China responded to the amplified criticism with typically aggressive actions. The security agreement was signed with the Solomons Islands and most recently, the Chinese Foreign Minister Wang Yi made a personal trip to 10 Pacific Island Countries (PICs) to negotiate additional agreements on economic and security issues. China always plays a "long game" and no doubt plans for agreements in the Pacific have been under development for some time. The timing of these actions both in response to dramatic, loud criticism from Australia and the calling of the federal election was, however, unlikely to have been coincidental.
Australia and China both carry baggage with them when they seek to influence countries in the Pacific region. Australia has not been seen to be genuine in its support for the efforts of the PICs to combat the effects of climate change as it has not ordered its own house due to the past climate wars. China is seen to be trying to buy strategic influence through initiatives such as its Belt and Road plan. As the world's largest greenhouse gas emitter China is seen by many as the source of the existential threat to the PICs. Australia is seen as providing the fossil fuels that create this real climate crisis of rising sea levels and temperatures and extreme weather events in the Pacific.
The incoming Albanese government also has concerns about China. China's push for more bilateral agreements with PICs and broader regional agreements prompted an immediate response. The newly minted Foreign Minister, Penny Wong, was urgently dispatched to visit Fiji to present Australia's new approach to our region and to climate change.
In statesman like fashion, however, Prime Minister Frank Bainimarama of Fiji has drawn a real "red line" for all PICs when he stated that: Pacific nations were not interested in geopolitical point scoring given the threats (to all PICS) of climate change and the pandemic. Both Australia and China need to understand this position and work accordingly. The PICs are not going to be pushed around or taken for granted.

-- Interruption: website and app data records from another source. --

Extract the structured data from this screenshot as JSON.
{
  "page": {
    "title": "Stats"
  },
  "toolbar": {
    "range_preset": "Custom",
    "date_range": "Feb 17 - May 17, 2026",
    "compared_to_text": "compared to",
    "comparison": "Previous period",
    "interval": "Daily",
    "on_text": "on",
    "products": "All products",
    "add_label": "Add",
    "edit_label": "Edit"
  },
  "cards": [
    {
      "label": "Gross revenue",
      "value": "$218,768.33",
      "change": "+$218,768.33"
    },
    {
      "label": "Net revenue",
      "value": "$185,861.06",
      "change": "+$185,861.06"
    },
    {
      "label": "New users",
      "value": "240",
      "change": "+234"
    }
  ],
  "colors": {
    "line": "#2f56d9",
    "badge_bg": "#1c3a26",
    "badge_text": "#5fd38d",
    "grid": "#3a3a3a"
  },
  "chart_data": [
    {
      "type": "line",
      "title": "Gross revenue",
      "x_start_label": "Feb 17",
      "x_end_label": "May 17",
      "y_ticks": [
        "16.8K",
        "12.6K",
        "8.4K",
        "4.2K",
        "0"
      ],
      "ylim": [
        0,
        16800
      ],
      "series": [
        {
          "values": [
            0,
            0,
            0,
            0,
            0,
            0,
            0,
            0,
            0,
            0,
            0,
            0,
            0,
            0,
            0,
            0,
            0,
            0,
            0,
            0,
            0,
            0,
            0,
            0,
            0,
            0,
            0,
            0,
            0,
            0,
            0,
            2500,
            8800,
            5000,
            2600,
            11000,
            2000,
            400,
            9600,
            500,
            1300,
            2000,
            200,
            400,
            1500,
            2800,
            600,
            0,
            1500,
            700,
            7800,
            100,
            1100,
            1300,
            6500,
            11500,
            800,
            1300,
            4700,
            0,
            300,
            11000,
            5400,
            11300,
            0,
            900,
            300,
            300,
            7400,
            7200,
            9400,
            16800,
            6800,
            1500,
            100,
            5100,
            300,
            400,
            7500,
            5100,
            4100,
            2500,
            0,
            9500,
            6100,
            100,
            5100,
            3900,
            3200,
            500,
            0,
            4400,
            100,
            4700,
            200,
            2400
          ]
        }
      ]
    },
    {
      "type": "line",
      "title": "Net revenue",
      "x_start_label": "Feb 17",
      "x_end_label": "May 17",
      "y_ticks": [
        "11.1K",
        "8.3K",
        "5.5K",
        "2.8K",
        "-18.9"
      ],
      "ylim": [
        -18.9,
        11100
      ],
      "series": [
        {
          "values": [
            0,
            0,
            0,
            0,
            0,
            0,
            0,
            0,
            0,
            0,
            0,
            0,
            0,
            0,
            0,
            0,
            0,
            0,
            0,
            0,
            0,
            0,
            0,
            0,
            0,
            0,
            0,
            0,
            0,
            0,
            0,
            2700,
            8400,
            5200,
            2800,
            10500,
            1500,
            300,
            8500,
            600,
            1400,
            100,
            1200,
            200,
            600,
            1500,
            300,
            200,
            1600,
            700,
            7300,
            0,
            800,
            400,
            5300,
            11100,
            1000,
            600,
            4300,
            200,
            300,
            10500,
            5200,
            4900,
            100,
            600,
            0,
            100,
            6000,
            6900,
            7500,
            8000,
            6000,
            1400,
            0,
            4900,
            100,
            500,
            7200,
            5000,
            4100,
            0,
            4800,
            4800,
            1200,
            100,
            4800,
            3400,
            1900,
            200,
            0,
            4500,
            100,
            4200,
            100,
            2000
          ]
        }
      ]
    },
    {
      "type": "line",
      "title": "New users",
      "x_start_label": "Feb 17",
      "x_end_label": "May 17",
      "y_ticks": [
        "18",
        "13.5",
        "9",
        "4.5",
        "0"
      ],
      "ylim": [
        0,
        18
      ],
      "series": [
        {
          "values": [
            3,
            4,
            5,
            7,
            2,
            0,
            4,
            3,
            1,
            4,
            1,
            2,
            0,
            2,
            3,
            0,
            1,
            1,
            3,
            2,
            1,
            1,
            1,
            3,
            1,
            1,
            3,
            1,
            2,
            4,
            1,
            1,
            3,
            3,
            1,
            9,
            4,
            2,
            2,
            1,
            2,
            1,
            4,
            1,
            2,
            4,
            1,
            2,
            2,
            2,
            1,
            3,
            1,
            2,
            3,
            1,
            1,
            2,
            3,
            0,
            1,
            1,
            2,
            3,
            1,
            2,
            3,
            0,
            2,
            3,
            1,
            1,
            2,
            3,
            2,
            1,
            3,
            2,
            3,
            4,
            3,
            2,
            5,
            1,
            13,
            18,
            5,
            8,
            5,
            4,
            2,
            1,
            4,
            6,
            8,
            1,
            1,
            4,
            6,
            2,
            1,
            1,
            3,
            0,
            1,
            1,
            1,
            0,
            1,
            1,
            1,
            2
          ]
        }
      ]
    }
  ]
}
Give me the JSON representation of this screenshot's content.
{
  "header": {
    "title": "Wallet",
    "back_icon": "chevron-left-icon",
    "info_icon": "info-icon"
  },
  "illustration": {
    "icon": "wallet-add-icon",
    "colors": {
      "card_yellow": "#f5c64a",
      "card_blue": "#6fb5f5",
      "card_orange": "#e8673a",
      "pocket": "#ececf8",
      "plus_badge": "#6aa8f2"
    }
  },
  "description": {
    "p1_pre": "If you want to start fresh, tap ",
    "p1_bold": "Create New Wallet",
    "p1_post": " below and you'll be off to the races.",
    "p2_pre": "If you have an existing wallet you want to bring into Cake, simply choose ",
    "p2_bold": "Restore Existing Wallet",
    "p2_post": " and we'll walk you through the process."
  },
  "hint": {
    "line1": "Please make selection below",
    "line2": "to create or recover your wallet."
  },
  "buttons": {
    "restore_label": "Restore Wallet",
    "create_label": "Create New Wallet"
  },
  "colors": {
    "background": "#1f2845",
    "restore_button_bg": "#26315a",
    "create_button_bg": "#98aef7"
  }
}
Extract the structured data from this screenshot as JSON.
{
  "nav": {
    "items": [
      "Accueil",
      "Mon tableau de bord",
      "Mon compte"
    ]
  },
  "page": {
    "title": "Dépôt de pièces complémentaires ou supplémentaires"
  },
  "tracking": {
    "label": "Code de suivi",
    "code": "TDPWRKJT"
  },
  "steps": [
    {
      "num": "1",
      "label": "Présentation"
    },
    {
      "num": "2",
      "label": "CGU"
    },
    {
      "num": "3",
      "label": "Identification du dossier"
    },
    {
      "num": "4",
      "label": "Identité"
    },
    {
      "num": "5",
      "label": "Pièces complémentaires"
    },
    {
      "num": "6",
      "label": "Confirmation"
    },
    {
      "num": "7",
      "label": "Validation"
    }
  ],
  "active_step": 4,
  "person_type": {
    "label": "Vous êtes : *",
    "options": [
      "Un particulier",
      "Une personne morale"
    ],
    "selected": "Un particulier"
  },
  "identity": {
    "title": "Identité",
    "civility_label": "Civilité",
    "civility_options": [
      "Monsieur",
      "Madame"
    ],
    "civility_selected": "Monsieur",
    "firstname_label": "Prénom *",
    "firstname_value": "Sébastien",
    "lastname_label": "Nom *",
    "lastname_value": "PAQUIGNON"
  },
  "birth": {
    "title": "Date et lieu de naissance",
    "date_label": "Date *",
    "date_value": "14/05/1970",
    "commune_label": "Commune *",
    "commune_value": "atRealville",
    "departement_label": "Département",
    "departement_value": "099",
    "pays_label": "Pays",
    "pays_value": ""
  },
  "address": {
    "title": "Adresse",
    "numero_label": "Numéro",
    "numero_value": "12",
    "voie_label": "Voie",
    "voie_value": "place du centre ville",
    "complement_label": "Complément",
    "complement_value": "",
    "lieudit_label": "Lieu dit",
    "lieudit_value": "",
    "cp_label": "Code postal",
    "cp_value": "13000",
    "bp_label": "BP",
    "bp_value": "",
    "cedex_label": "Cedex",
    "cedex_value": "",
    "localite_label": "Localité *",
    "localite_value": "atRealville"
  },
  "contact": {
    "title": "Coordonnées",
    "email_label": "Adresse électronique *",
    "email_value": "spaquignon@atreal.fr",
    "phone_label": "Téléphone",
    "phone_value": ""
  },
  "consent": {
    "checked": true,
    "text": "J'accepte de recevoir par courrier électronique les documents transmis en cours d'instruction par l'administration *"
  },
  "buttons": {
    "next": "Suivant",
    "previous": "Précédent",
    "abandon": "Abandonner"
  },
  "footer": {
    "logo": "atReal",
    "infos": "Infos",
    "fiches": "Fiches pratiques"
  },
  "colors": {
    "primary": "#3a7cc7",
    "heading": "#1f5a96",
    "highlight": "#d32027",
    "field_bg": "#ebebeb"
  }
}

Restoring workable relations between Australia and China will not be an easy job given the fracturing that has occurred in the past decade. China's trade war with Australia has been very damaging. Australia's political rhetoric has been used carelessly for domestic political purposes. A new Australian government gives a chance for a reset. China's aggressive pursuit of bilateral and regional agreements with the PICs has been rebuffed with only limited successes being achieved. They might also now be open to a reset.
Paradoxically, mitigating climate change effects in the Pacific may be just the dialogue that is needed to allow Australia and China to begin to establish a workable relationship and, in so doing, make a serious contribution to securing the future of the PICs. China is the world's biggest emitter of greenhouse gases. The Albanese government is promising serious action to reduce emissions and examine the future of coal and gas extraction operations in a move forward to a carbon free economy. Penny Wong has made a real impact for good with a very successful visit to the Pacific where she clearly articulated the importance Australia now attaches to combatting climate change. The PICs have welcomed this change.
A collaboration on climate change related initiatives in the Pacific between Australia and China could provide a platform for constructive relationships to develop between our two countries. Neither China nor Australia can claim leadership in this field as they have both been laggards. Both countries have serious ground to make up in tackling climate change. The PICs, on the other hand, have no time to waste. They are being seriously impacted by rising sea levels and extreme storms now.
Strategic relationships are built on responding authentically to genuine needs. Helping the Pacific community respond to climate change while also being prepared to collaborate with China on this urgent issue might just become a win-win-win for all.
Sign up for our newsletter to stay up to date.